Every line of the material is to be given again exactly.
Content starts
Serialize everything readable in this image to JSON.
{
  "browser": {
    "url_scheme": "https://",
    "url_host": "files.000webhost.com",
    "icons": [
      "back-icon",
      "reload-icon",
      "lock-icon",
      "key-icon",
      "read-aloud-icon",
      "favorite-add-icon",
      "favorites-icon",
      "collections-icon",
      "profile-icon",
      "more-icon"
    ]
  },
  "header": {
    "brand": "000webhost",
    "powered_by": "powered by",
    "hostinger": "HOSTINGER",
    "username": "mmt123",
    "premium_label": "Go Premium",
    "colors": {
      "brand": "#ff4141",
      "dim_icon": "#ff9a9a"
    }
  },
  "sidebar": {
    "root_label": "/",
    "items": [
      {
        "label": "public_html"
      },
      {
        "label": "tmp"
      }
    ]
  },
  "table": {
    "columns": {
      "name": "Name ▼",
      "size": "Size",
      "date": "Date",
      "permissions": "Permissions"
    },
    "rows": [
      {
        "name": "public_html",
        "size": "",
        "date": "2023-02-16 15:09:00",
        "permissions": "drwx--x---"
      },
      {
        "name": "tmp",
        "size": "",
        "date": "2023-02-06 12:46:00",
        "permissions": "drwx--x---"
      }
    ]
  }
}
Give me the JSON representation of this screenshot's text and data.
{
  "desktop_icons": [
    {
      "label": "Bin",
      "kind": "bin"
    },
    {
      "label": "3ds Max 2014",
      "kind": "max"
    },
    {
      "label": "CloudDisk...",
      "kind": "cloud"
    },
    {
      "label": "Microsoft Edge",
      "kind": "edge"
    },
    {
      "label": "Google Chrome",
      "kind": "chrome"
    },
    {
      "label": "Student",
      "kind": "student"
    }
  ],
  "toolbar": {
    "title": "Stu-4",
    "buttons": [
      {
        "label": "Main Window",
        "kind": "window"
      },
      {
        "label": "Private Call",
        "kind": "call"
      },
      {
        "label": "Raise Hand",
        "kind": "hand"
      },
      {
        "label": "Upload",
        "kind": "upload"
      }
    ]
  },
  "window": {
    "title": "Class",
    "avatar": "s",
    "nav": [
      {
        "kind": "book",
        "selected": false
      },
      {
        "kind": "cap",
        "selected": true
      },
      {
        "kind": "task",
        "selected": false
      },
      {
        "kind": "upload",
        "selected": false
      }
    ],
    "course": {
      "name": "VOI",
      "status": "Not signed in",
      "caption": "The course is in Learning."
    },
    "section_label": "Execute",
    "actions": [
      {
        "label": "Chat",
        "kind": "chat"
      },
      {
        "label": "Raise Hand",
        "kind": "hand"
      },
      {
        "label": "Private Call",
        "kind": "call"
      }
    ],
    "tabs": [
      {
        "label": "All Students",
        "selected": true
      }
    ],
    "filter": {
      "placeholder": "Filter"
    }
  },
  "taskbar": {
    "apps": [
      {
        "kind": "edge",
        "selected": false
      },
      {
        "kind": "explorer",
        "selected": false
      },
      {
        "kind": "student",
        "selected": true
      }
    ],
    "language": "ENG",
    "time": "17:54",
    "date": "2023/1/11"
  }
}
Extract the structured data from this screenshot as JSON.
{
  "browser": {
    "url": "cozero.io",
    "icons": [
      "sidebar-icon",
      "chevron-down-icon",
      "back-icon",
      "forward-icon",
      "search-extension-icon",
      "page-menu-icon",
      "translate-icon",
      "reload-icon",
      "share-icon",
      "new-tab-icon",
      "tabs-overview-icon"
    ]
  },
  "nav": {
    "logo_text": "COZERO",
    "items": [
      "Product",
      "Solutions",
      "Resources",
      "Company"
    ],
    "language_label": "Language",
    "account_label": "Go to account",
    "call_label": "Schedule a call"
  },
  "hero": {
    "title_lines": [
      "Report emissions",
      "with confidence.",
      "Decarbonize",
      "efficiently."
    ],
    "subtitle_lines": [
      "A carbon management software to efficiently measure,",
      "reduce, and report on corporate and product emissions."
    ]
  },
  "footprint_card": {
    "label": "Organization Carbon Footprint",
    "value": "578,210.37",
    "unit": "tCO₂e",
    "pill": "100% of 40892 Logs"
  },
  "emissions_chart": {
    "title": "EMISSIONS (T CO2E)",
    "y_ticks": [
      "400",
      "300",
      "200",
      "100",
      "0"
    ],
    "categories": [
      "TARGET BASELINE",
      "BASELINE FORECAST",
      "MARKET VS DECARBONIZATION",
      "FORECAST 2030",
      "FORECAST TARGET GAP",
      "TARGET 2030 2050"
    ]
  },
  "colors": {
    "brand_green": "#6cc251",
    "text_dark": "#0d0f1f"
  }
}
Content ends
__Result of the task__:
Serialize everything readable in this image to JSON.
{
  "browser": {
    "url_scheme": "https://",
    "url_host": "files.000webhost.com",
    "icons": [
      "back-icon",
      "reload-icon",
      "lock-icon",
      "key-icon",
      "read-aloud-icon",
      "favorite-add-icon",
      "favorites-icon",
      "collections-icon",
      "profile-icon",
      "more-icon"
    ]
  },
  "header": {
    "brand": "000webhost",
    "powered_by": "powered by",
    "hostinger": "HOSTINGER",
    "username": "mmt123",
    "premium_label": "Go Premium",
    "colors": {
      "brand": "#ff4141",
      "dim_icon": "#ff9a9a"
    }
  },
  "sidebar": {
    "root_label": "/",
    "items": [
      {
        "label": "public_html"
      },
      {
        "label": "tmp"
      }
    ]
  },
  "table": {
    "columns": {
      "name": "Name ▼",
      "size": "Size",
      "date": "Date",
      "permissions": "Permissions"
    },
    "rows": [
      {
        "name": "public_html",
        "size": "",
        "date": "2023-02-16 15:09:00",
        "permissions": "drwx--x---"
      },
      {
        "name": "tmp",
        "size": "",
        "date": "2023-02-06 12:46:00",
        "permissions": "drwx--x---"
      }
    ]
  }
}
Give me the JSON representation of this screenshot's text and data.
{
  "desktop_icons": [
    {
      "label": "Bin",
      "kind": "bin"
    },
    {
      "label": "3ds Max 2014",
      "kind": "max"
    },
    {
      "label": "CloudDisk...",
      "kind": "cloud"
    },
    {
      "label": "Microsoft Edge",
      "kind": "edge"
    },
    {
      "label": "Google Chrome",
      "kind": "chrome"
    },
    {
      "label": "Student",
      "kind": "student"
    }
  ],
  "toolbar": {
    "title": "Stu-4",
    "buttons": [
      {
        "label": "Main Window",
        "kind": "window"
      },
      {
        "label": "Private Call",
        "kind": "call"
      },
      {
        "label": "Raise Hand",
        "kind": "hand"
      },
      {
        "label": "Upload",
        "kind": "upload"
      }
    ]
  },
  "window": {
    "title": "Class",
    "avatar": "s",
    "nav": [
      {
        "kind": "book",
        "selected": false
      },
      {
        "kind": "cap",
        "selected": true
      },
      {
        "kind": "task",
        "selected": false
      },
      {
        "kind": "upload",
        "selected": false
      }
    ],
    "course": {
      "name": "VOI",
      "status": "Not signed in",
      "caption": "The course is in Learning."
    },
    "section_label": "Execute",
    "actions": [
      {
        "label": "Chat",
        "kind": "chat"
      },
      {
        "label": "Raise Hand",
        "kind": "hand"
      },
      {
        "label": "Private Call",
        "kind": "call"
      }
    ],
    "tabs": [
      {
        "label": "All Students",
        "selected": true
      }
    ],
    "filter": {
      "placeholder": "Filter"
    }
  },
  "taskbar": {
    "apps": [
      {
        "kind": "edge",
        "selected": false
      },
      {
        "kind": "explorer",
        "selected": false
      },
      {
        "kind": "student",
        "selected": true
      }
    ],
    "language": "ENG",
    "time": "17:54",
    "date": "2023/1/11"
  }
}
Extract the structured data from this screenshot as JSON.
{
  "browser": {
    "url": "cozero.io",
    "icons": [
      "sidebar-icon",
      "chevron-down-icon",
      "back-icon",
      "forward-icon",
      "search-extension-icon",
      "page-menu-icon",
      "translate-icon",
      "reload-icon",
      "share-icon",
      "new-tab-icon",
      "tabs-overview-icon"
    ]
  },
  "nav": {
    "logo_text": "COZERO",
    "items": [
      "Product",
      "Solutions",
      "Resources",
      "Company"
    ],
    "language_label": "Language",
    "account_label": "Go to account",
    "call_label": "Schedule a call"
  },
  "hero": {
    "title_lines": [
      "Report emissions",
      "with confidence.",
      "Decarbonize",
      "efficiently."
    ],
    "subtitle_lines": [
      "A carbon management software to efficiently measure,",
      "reduce, and report on corporate and product emissions."
    ]
  },
  "footprint_card": {
    "label": "Organization Carbon Footprint",
    "value": "578,210.37",
    "unit": "tCO₂e",
    "pill": "100% of 40892 Logs"
  },
  "emissions_chart": {
    "title": "EMISSIONS (T CO2E)",
    "y_ticks": [
      "400",
      "300",
      "200",
      "100",
      "0"
    ],
    "categories": [
      "TARGET BASELINE",
      "BASELINE FORECAST",
      "MARKET VS DECARBONIZATION",
      "FORECAST 2030",
      "FORECAST TARGET GAP",
      "TARGET 2030 2050"
    ]
  },
  "colors": {
    "brand_green": "#6cc251",
    "text_dark": "#0d0f1f"
  }
}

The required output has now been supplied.